Commonwealth Rent Assistance (RA) is the most significant type of housing assistance for low income households in Australia, and was paid to almost a million recipients in June 2001 at an annual (2000-01) cost in excess of $1.7 billion. RA is a type of demand subsidy and is paid directly to low income households to improve their capacity to pay for housing in the private rental market and for some types of community housing. Increasing reliance on demand subsidies for housing in Australia mirrors the experience of many advanced industrialised countries that rely increasingly on this type of assistance rather than supply subsidy programs that subsidise housing providers and in which subsidies are attached to specific dwellings, such as public housing units.

RA has been the subject of intermittent policy debate in Australia since the late 1980s, and in the mid-1990s plans to integrate it with other types of housing assistance provided under the Commonwealth-State Housing Agreement (CSHA) were hotly debated and then shelved. Consideration of RA and the linkages between different types of housing assistance are back on the public policy agenda in the context of negotiations for a new CSHA from July 2003.

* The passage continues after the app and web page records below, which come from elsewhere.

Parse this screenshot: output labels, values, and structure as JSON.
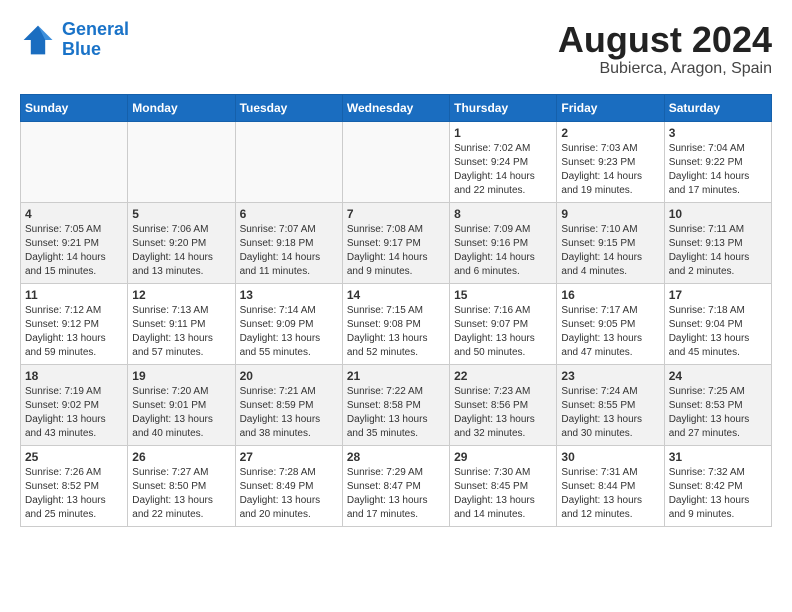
{
  "header": {
    "logo_line1": "General",
    "logo_line2": "Blue",
    "month_title": "August 2024",
    "location": "Bubierca, Aragon, Spain"
  },
  "days_of_week": [
    "Sunday",
    "Monday",
    "Tuesday",
    "Wednesday",
    "Thursday",
    "Friday",
    "Saturday"
  ],
  "weeks": [
    [
      {
        "day": "",
        "info": ""
      },
      {
        "day": "",
        "info": ""
      },
      {
        "day": "",
        "info": ""
      },
      {
        "day": "",
        "info": ""
      },
      {
        "day": "1",
        "info": "Sunrise: 7:02 AM\nSunset: 9:24 PM\nDaylight: 14 hours\nand 22 minutes."
      },
      {
        "day": "2",
        "info": "Sunrise: 7:03 AM\nSunset: 9:23 PM\nDaylight: 14 hours\nand 19 minutes."
      },
      {
        "day": "3",
        "info": "Sunrise: 7:04 AM\nSunset: 9:22 PM\nDaylight: 14 hours\nand 17 minutes."
      }
    ],
    [
      {
        "day": "4",
        "info": "Sunrise: 7:05 AM\nSunset: 9:21 PM\nDaylight: 14 hours\nand 15 minutes."
      },
      {
        "day": "5",
        "info": "Sunrise: 7:06 AM\nSunset: 9:20 PM\nDaylight: 14 hours\nand 13 minutes."
      },
      {
        "day": "6",
        "info": "Sunrise: 7:07 AM\nSunset: 9:18 PM\nDaylight: 14 hours\nand 11 minutes."
      },
      {
        "day": "7",
        "info": "Sunrise: 7:08 AM\nSunset: 9:17 PM\nDaylight: 14 hours\nand 9 minutes."
      },
      {
        "day": "8",
        "info": "Sunrise: 7:09 AM\nSunset: 9:16 PM\nDaylight: 14 hours\nand 6 minutes."
      },
      {
        "day": "9",
        "info": "Sunrise: 7:10 AM\nSunset: 9:15 PM\nDaylight: 14 hours\nand 4 minutes."
      },
      {
        "day": "10",
        "info": "Sunrise: 7:11 AM\nSunset: 9:13 PM\nDaylight: 14 hours\nand 2 minutes."
      }
    ],
    [
      {
        "day": "11",
        "info": "Sunrise: 7:12 AM\nSunset: 9:12 PM\nDaylight: 13 hours\nand 59 minutes."
      },
      {
        "day": "12",
        "info": "Sunrise: 7:13 AM\nSunset: 9:11 PM\nDaylight: 13 hours\nand 57 minutes."
      },
      {
        "day": "13",
        "info": "Sunrise: 7:14 AM\nSunset: 9:09 PM\nDaylight: 13 hours\nand 55 minutes."
      },
      {
        "day": "14",
        "info": "Sunrise: 7:15 AM\nSunset: 9:08 PM\nDaylight: 13 hours\nand 52 minutes."
      },
      {
        "day": "15",
        "info": "Sunrise: 7:16 AM\nSunset: 9:07 PM\nDaylight: 13 hours\nand 50 minutes."
      },
      {
        "day": "16",
        "info": "Sunrise: 7:17 AM\nSunset: 9:05 PM\nDaylight: 13 hours\nand 47 minutes."
      },
      {
        "day": "17",
        "info": "Sunrise: 7:18 AM\nSunset: 9:04 PM\nDaylight: 13 hours\nand 45 minutes."
      }
    ],
    [
      {
        "day": "18",
        "info": "Sunrise: 7:19 AM\nSunset: 9:02 PM\nDaylight: 13 hours\nand 43 minutes."
      },
      {
        "day": "19",
        "info": "Sunrise: 7:20 AM\nSunset: 9:01 PM\nDaylight: 13 hours\nand 40 minutes."
      },
      {
        "day": "20",
        "info": "Sunrise: 7:21 AM\nSunset: 8:59 PM\nDaylight: 13 hours\nand 38 minutes."
      },
      {
        "day": "21",
        "info": "Sunrise: 7:22 AM\nSunset: 8:58 PM\nDaylight: 13 hours\nand 35 minutes."
      },
      {
        "day": "22",
        "info": "Sunrise: 7:23 AM\nSunset: 8:56 PM\nDaylight: 13 hours\nand 32 minutes."
      },
      {
        "day": "23",
        "info": "Sunrise: 7:24 AM\nSunset: 8:55 PM\nDaylight: 13 hours\nand 30 minutes."
      },
      {
        "day": "24",
        "info": "Sunrise: 7:25 AM\nSunset: 8:53 PM\nDaylight: 13 hours\nand 27 minutes."
      }
    ],
    [
      {
        "day": "25",
        "info": "Sunrise: 7:26 AM\nSunset: 8:52 PM\nDaylight: 13 hours\nand 25 minutes."
      },
      {
        "day": "26",
        "info": "Sunrise: 7:27 AM\nSunset: 8:50 PM\nDaylight: 13 hours\nand 22 minutes."
      },
      {
        "day": "27",
        "info": "Sunrise: 7:28 AM\nSunset: 8:49 PM\nDaylight: 13 hours\nand 20 minutes."
      },
      {
        "day": "28",
        "info": "Sunrise: 7:29 AM\nSunset: 8:47 PM\nDaylight: 13 hours\nand 17 minutes."
      },
      {
        "day": "29",
        "info": "Sunrise: 7:30 AM\nSunset: 8:45 PM\nDaylight: 13 hours\nand 14 minutes."
      },
      {
        "day": "30",
        "info": "Sunrise: 7:31 AM\nSunset: 8:44 PM\nDaylight: 13 hours\nand 12 minutes."
      },
      {
        "day": "31",
        "info": "Sunrise: 7:32 AM\nSunset: 8:42 PM\nDaylight: 13 hours\nand 9 minutes."
      }
    ]
  ]
}
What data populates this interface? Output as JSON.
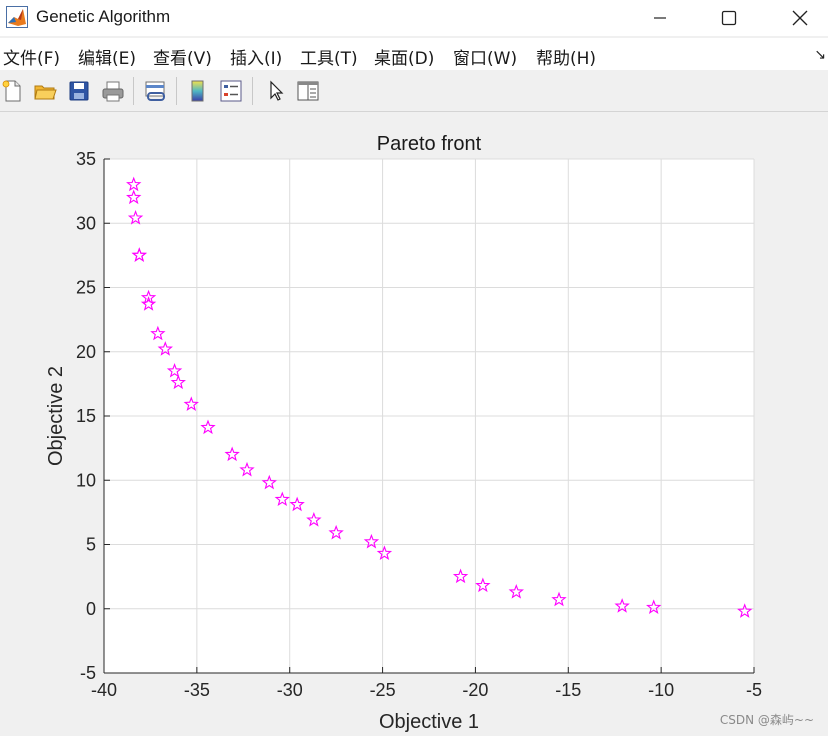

The purpose of the research, as reported in this paper, is to inform the current debate about RA and housing assistance in Australia. The research examined and reviewed demand subsidy models for private renters in Australia compared to New Zealand, Canada and the US. These three countries were chosen because they are most similar to Australia in terms of housing systems. The research examined and compared the objectives, design, implementation and outcomes of demand subsidy models for private renters in the four countries. Each country has its own terminology and, for convenience, this report uses the generic term ‘housing allowances’ to refer to this type of housing assistance.

This is the Final Report of the research project and follows a Positioning Paper http://www. ahuri.edu.au/pubs/positioning/pp_demandsubsidies.pdf> that presents the conceptual framework for the research, the research questions and an extensive review of the literature on housing allowances in the four countries. This Final Report presents detailed findings about housing allowance models for private renters in the four countries, a brief summary of which follows.

Most of the models are embedded in income support systems rather than housing assistance programs, with the exception of the housing choice voucher program in the US and some small-scale and highly targeted provincial programs in Canada. The objectives and design of housing allowances thus depend substantially on how income support programs deal with housing costs since these vary substantially by type and size of household, location and tenure, to a greater extent than other types of household expenditures. They also vary significantly in terms of eligibility, ranging from broad entitlement to assistance to a high level of targeting and selectivity.

Publication Details
Access Rights Type:
Publication place: